**TASK TO COMPLETE**
Each record needs to be echoed exactly; can you do that?

**SUPPLIED MATERIAL**
###

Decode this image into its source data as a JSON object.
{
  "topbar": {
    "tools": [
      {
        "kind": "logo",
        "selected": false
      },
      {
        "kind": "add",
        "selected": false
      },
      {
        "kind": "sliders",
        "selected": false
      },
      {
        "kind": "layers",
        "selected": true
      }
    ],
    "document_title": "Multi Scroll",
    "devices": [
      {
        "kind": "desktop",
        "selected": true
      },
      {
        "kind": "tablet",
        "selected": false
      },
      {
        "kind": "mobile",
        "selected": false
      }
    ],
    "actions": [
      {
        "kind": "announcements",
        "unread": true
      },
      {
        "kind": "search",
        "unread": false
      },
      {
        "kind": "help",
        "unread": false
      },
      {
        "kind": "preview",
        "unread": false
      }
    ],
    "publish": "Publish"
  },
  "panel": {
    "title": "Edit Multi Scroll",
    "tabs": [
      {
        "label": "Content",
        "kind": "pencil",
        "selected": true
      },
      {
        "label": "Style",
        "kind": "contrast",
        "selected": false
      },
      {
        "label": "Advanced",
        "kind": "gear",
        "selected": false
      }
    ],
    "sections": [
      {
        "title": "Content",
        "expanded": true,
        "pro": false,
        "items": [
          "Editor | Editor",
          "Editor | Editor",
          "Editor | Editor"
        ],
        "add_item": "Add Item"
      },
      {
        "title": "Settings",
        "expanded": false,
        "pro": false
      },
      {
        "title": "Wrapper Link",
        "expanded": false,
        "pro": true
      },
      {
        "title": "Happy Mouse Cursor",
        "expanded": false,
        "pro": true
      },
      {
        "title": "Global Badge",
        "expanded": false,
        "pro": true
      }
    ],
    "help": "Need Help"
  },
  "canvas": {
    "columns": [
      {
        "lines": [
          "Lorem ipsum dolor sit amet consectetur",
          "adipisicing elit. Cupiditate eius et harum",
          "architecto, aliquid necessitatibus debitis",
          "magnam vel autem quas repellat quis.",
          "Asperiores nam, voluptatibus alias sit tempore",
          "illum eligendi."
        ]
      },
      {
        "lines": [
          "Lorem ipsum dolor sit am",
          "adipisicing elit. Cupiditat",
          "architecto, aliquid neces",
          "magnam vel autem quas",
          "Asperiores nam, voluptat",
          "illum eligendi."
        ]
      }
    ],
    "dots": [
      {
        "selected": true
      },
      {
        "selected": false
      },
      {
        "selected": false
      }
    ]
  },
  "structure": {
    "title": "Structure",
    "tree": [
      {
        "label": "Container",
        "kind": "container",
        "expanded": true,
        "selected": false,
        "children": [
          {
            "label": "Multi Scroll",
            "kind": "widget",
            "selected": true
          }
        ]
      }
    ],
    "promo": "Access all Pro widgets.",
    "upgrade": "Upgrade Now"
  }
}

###

**RESPONSE**
Decode this image into its source data as a JSON object.
{
  "topbar": {
    "tools": [
      {
        "kind": "logo",
        "selected": false
      },
      {
        "kind": "add",
        "selected": false
      },
      {
        "kind": "sliders",
        "selected": false
      },
      {
        "kind": "layers",
        "selected": true
      }
    ],
    "document_title": "Multi Scroll",
    "devices": [
      {
        "kind": "desktop",
        "selected": true
      },
      {
        "kind": "tablet",
        "selected": false
      },
      {
        "kind": "mobile",
        "selected": false
      }
    ],
    "actions": [
      {
        "kind": "announcements",
        "unread": true
      },
      {
        "kind": "search",
        "unread": false
      },
      {
        "kind": "help",
        "unread": false
      },
      {
        "kind": "preview",
        "unread": false
      }
    ],
    "publish": "Publish"
  },
  "panel": {
    "title": "Edit Multi Scroll",
    "tabs": [
      {
        "label": "Content",
        "kind": "pencil",
        "selected": true
      },
      {
        "label": "Style",
        "kind": "contrast",
        "selected": false
      },
      {
        "label": "Advanced",
        "kind": "gear",
        "selected": false
      }
    ],
    "sections": [
      {
        "title": "Content",
        "expanded": true,
        "pro": false,
        "items": [
          "Editor | Editor",
          "Editor | Editor",
          "Editor | Editor"
        ],
        "add_item": "Add Item"
      },
      {
        "title": "Settings",
        "expanded": false,
        "pro": false
      },
      {
        "title": "Wrapper Link",
        "expanded": false,
        "pro": true
      },
      {
        "title": "Happy Mouse Cursor",
        "expanded": false,
        "pro": true
      },
      {
        "title": "Global Badge",
        "expanded": false,
        "pro": true
      }
    ],
    "help": "Need Help"
  },
  "canvas": {
    "columns": [
      {
        "lines": [
          "Lorem ipsum dolor sit amet consectetur",
          "adipisicing elit. Cupiditate eius et harum",
          "architecto, aliquid necessitatibus debitis",
          "magnam vel autem quas repellat quis.",
          "Asperiores nam, voluptatibus alias sit tempore",
          "illum eligendi."
        ]
      },
      {
        "lines": [
          "Lorem ipsum dolor sit am",
          "adipisicing elit. Cupiditat",
          "architecto, aliquid neces",
          "magnam vel autem quas",
          "Asperiores nam, voluptat",
          "illum eligendi."
        ]
      }
    ],
    "dots": [
      {
        "selected": true
      },
      {
        "selected": false
      },
      {
        "selected": false
      }
    ]
  },
  "structure": {
    "title": "Structure",
    "tree": [
      {
        "label": "Container",
        "kind": "container",
        "expanded": true,
        "selected": false,
        "children": [
          {
            "label": "Multi Scroll",
            "kind": "widget",
            "selected": true
          }
        ]
      }
    ],
    "promo": "Access all Pro widgets.",
    "upgrade": "Upgrade Now"
  }
}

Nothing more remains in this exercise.